2015 Senate Education Bill Introductions 

A Look Ahead

  • Senate E-12 Budget Committee will be hearing SF155 (Wiger DFL–Maplewood) that addresses an increase in school readiness aid.
  • MDE will present their report on the Indian Education Working Group and both SF163 (Hoffman DFL–Champlin) and SF541 (Clausen DFL–Apple Valley) ask for an increase in the formula allowance.
  • House Education Innovation Policy will be hearing bills on post-secondary enrollment options and credit requirements in both HF727 (Wills R–Apple Valley) and HF982 (Urdahl R–Grove City)

At the federal level

“The White House released a report showing a $7 billion cut to schools that educate low-income students over six years as part of Republicans’ efforts to overhaul the federal No Child Left Behind law. The special funding stream, called Title 1, has become critical federal poverty aid that, among other things, supports efforts to close the achievement gap between white and minority students across the country.” —Minnesota schools lose $74M under GOP plan, White House says

Worth a Second Look

Decoding Dyslexia of Minnesota is sponsoring Voices of Dyslexia Day on the Hill on Wednesday, February 25th. If you are a parent, student, teacher, grandparent or friends of kids affected by dyslexia, please attend the rally from 1pm-3pm! Kids are welcome and encouraged to attend!

Minnesota already has all-day kindergarten. Is all-day pre-K next?

Minnesota’s high student-to-school counselor ratio came up in many discussions at the Capitol this week. Should the legislature mandate the hiring of more counselors?

What Can I do?

Check out At the Capitol, where we will keep you updated on committees, bills and opportunities to get involved at the Capitol this session.

The Capitol is under construction! Before You Visit Today is a helpful resource with restoration updates, parking information, accessibility.

 

What is Parents United’s agenda_? ****_Our agenda is simple: we don’t speak for parents, but work to provide credible, timely information about education policy and the law-making process so parents can speak for themselves.
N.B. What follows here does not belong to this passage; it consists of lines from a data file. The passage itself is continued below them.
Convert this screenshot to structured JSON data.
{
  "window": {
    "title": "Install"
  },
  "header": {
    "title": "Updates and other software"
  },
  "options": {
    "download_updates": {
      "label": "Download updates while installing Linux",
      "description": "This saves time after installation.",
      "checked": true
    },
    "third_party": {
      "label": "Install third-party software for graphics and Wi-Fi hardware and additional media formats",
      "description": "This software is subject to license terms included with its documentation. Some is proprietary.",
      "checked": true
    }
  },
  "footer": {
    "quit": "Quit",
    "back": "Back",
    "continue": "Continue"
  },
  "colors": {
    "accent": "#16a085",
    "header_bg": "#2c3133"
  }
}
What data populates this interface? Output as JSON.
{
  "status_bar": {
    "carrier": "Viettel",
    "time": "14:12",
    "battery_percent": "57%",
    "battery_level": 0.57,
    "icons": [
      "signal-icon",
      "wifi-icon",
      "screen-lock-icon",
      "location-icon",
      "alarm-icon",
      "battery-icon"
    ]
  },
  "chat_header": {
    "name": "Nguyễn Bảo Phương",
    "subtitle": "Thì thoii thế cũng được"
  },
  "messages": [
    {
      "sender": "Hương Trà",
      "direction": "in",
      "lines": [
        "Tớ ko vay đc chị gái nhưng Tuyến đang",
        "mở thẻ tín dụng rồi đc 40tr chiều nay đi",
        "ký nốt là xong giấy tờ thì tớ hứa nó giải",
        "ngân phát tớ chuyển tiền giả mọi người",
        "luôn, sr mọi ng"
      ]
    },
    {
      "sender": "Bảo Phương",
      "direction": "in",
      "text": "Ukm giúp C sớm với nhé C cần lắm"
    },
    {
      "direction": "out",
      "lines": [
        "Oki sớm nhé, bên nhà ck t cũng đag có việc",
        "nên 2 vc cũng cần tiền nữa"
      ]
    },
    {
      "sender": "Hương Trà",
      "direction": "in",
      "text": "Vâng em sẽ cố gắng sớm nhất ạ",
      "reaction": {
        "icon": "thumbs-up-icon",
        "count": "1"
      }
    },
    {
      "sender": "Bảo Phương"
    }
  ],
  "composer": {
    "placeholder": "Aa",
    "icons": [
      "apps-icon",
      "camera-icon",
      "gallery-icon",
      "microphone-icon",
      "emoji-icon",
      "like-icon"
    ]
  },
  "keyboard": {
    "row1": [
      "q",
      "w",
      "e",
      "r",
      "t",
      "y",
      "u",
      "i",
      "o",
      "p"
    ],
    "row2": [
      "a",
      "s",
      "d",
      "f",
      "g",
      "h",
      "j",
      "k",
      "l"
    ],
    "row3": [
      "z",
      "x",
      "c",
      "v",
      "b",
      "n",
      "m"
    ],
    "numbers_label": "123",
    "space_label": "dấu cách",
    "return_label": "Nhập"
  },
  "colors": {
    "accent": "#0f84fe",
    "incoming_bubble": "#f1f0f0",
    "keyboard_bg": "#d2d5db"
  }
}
Truth be told, Parents United is a translator of complex terms and policy implications, as well as a navigator for a legislative process often oblique to the public.